A Finnish sailor is close to completing a solo race across the Atlantic ocean surviving on a new type of "supermeal".
Ari Huusela is experimenting with Ambronite - a new form of food that claims to be the "world's first real food drinkable supermeal" that fulfils all of a person's daily nutrition requirements.
Having set off from Helsinki in early October, Huusela has so far travelled more than 6,000 miles in the direction of South America, using Ambronite to cut down on the storage space and preparation time required from traditional food.
"It's rich in energy, healthy and feels good," Huusela told IBTimes UK, midway through the race. "As nutrition it works well."
Ambronite is not the first "supermeal" ever produced but it does claim to be the first the use entirely organic natural ingredients and the "healthiest drinkable meal available".
Soylent is another meal replacement substance, although that does use some GMO food sources and processed supplements in its recipe.
"Unlike artificial, supplement-based products like Soylent which are essentially carb and protein powder mixed with a vitamin pill, Ambronite is a carefully selected mix of organic real foods packed with nutrients, like organic nuts, herbs, berries and oats," Miika Perä, co-founder of Ambronite, told IBTimes UK.

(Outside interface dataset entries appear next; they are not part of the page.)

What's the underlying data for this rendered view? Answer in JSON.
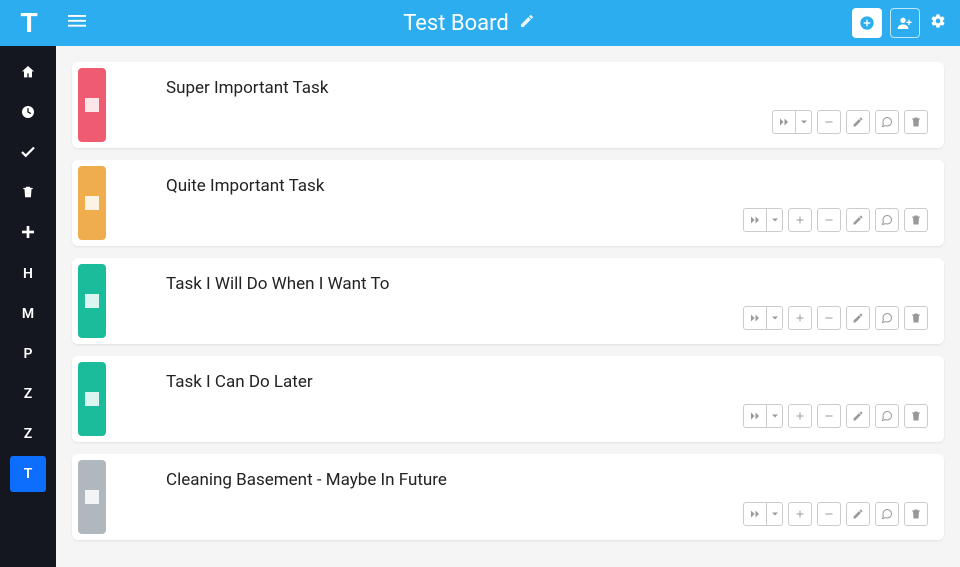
{
  "app": {
    "logo_letter": "T"
  },
  "sidebar": {
    "items": [
      {
        "type": "icon",
        "name": "home-icon",
        "glyph": "home"
      },
      {
        "type": "icon",
        "name": "clock-icon",
        "glyph": "clock"
      },
      {
        "type": "icon",
        "name": "check-icon",
        "glyph": "check"
      },
      {
        "type": "icon",
        "name": "trash-icon",
        "glyph": "trash"
      },
      {
        "type": "icon",
        "name": "plus-icon",
        "glyph": "plus"
      },
      {
        "type": "letter",
        "name": "board-h",
        "label": "H"
      },
      {
        "type": "letter",
        "name": "board-m",
        "label": "M"
      },
      {
        "type": "letter",
        "name": "board-p",
        "label": "P"
      },
      {
        "type": "letter",
        "name": "board-z1",
        "label": "Z"
      },
      {
        "type": "letter",
        "name": "board-z2",
        "label": "Z"
      },
      {
        "type": "letter",
        "name": "board-t",
        "label": "T",
        "active": true
      }
    ]
  },
  "header": {
    "title": "Test Board"
  },
  "tasks": [
    {
      "title": "Super Important Task",
      "priority_color": "p-red",
      "show_plus": false
    },
    {
      "title": "Quite Important Task",
      "priority_color": "p-orange",
      "show_plus": true
    },
    {
      "title": "Task I Will Do When I Want To",
      "priority_color": "p-green",
      "show_plus": true
    },
    {
      "title": "Task I Can Do Later",
      "priority_color": "p-green",
      "show_plus": true
    },
    {
      "title": "Cleaning Basement - Maybe In Future",
      "priority_color": "p-gray",
      "show_plus": true
    }
  ]
}
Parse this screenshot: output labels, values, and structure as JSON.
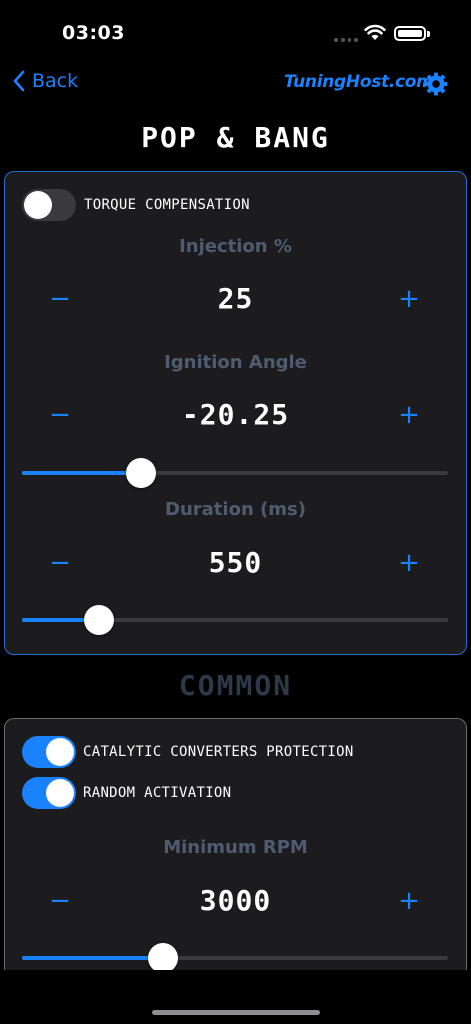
{
  "status_bar": {
    "time": "03:03",
    "battery_level": 1.0
  },
  "nav": {
    "back_label": "Back",
    "brand": "TuningHost.com"
  },
  "colors": {
    "accent": "#1a82ff",
    "background": "#000000",
    "card": "#1c1c1e",
    "label_muted": "#4f5c70"
  },
  "pop_bang": {
    "title": "POP & BANG",
    "torque_compensation": {
      "label": "TORQUE COMPENSATION",
      "on": false
    },
    "injection": {
      "label": "Injection %",
      "value": "25",
      "minus": "−",
      "plus": "+"
    },
    "ignition": {
      "label": "Ignition Angle",
      "value": "-20.25",
      "minus": "−",
      "plus": "+",
      "slider_fraction": 0.28
    },
    "duration": {
      "label": "Duration (ms)",
      "value": "550",
      "minus": "−",
      "plus": "+",
      "slider_fraction": 0.18
    }
  },
  "common": {
    "title": "COMMON",
    "catalytic": {
      "label": "CATALYTIC CONVERTERS PROTECTION",
      "on": true
    },
    "random": {
      "label": "RANDOM ACTIVATION",
      "on": true
    },
    "min_rpm": {
      "label": "Minimum RPM",
      "value": "3000",
      "minus": "−",
      "plus": "+",
      "slider_fraction": 0.33
    }
  }
}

"Real, wholesome food satisfies hunger better than empty calories from fast food. We've just went further than anyone else with optimizing the mix to fit our bodies' needs."
'Not only survive but thrive' on supermeals
Perä believes that Ambronite could revolutionise the way people eat, claiming that it is possible to survive exclusively off the green powder.
Each 500 calorie pouch of Ambronite powder consists of 20 blended ingredients - including nuts, fruits and oats - and only requires water to mix with in order to consume it.
"Ambronite has everything your body needs," Perä said. "We developed Ambronite with medical doctors and nutritionists to make sure that Ambronite fulfils European and American daily recommendations for energy, protein, vitamins and micronutrients."
Questions surrounding the health implications of supermeals like Soylent and Ambronite have inevitably surfaced, with some doctors suggesting that it should be used as part of a healthy diet but not as a food replacement.
"If the question is 'can people survive on just a meal replacement like that?', the answer is probably yes," said San Francisco-based physician Andrew Brandeis. "The amount of nutrition somebody needs is actually not all that much.
"Just because you can survive on a meal replacement it doesn't mean that it's going to be cardio-protective, it doesn't mean it's going to be anti-carcinogenic, anti-oxidative. It doesn't mean that it's going to provide you with health promoting effects. It might not detract from your health but it also might not optimize your health."
Perä claims Ambronite has all of the nutritional requirements to "not only survive but thrive", however does recognise the importance of traditional meal time.
"The intention has been to create a superior meal for busy moments," Perä said. "Not all meals are as busy as the hasty lunches many of us have, and the joy of cooking and dining with friends and family is definitely one of the greatest pleasures in life.